* [Your objective]: Please give the listing again in full, leaving out its images.

* [Available records]:
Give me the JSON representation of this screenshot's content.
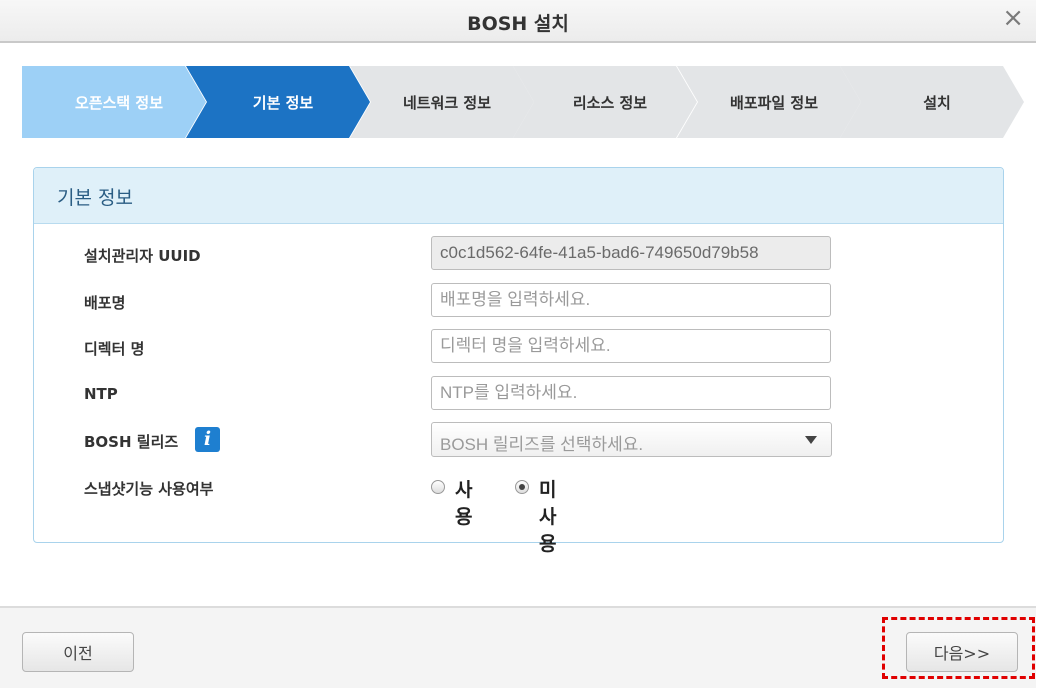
{
  "window": {
    "title": "BOSH 설치",
    "close_icon": "×"
  },
  "steps": [
    {
      "label": "오픈스택 정보",
      "state": "done"
    },
    {
      "label": "기본 정보",
      "state": "active"
    },
    {
      "label": "네트워크 정보",
      "state": "todo"
    },
    {
      "label": "리소스 정보",
      "state": "todo"
    },
    {
      "label": "배포파일 정보",
      "state": "todo"
    },
    {
      "label": "설치",
      "state": "todo"
    }
  ],
  "panel": {
    "title": "기본 정보",
    "fields": {
      "uuid": {
        "label": "설치관리자 UUID",
        "value": "c0c1d562-64fe-41a5-bad6-749650d79b58"
      },
      "deploy_name": {
        "label": "배포명",
        "placeholder": "배포명을 입력하세요."
      },
      "director_name": {
        "label": "디렉터 명",
        "placeholder": "디렉터 명을 입력하세요."
      },
      "ntp": {
        "label": "NTP",
        "placeholder": "NTP를 입력하세요."
      },
      "bosh_release": {
        "label": "BOSH 릴리즈",
        "info_icon": "i",
        "placeholder": "BOSH 릴리즈를 선택하세요."
      },
      "snapshot": {
        "label": "스냅샷기능 사용여부",
        "options": [
          "사용",
          "미사용"
        ],
        "selected": "미사용"
      }
    }
  },
  "footer": {
    "prev_label": "이전",
    "next_label": "다음>>"
  },
  "colors": {
    "step_done": "#9dd0f6",
    "step_active": "#1c73c4",
    "step_todo": "#e3e5e7",
    "highlight": "#e00000"
  }
}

* [Task solution]:
Give me the JSON representation of this screenshot's content.
{
  "window": {
    "title": "BOSH 설치",
    "close_icon": "×"
  },
  "steps": [
    {
      "label": "오픈스택 정보",
      "state": "done"
    },
    {
      "label": "기본 정보",
      "state": "active"
    },
    {
      "label": "네트워크 정보",
      "state": "todo"
    },
    {
      "label": "리소스 정보",
      "state": "todo"
    },
    {
      "label": "배포파일 정보",
      "state": "todo"
    },
    {
      "label": "설치",
      "state": "todo"
    }
  ],
  "panel": {
    "title": "기본 정보",
    "fields": {
      "uuid": {
        "label": "설치관리자 UUID",
        "value": "c0c1d562-64fe-41a5-bad6-749650d79b58"
      },
      "deploy_name": {
        "label": "배포명",
        "placeholder": "배포명을 입력하세요."
      },
      "director_name": {
        "label": "디렉터 명",
        "placeholder": "디렉터 명을 입력하세요."
      },
      "ntp": {
        "label": "NTP",
        "placeholder": "NTP를 입력하세요."
      },
      "bosh_release": {
        "label": "BOSH 릴리즈",
        "info_icon": "i",
        "placeholder": "BOSH 릴리즈를 선택하세요."
      },
      "snapshot": {
        "label": "스냅샷기능 사용여부",
        "options": [
          "사용",
          "미사용"
        ],
        "selected": "미사용"
      }
    }
  },
  "footer": {
    "prev_label": "이전",
    "next_label": "다음>>"
  },
  "colors": {
    "step_done": "#9dd0f6",
    "step_active": "#1c73c4",
    "step_todo": "#e3e5e7",
    "highlight": "#e00000"
  }
}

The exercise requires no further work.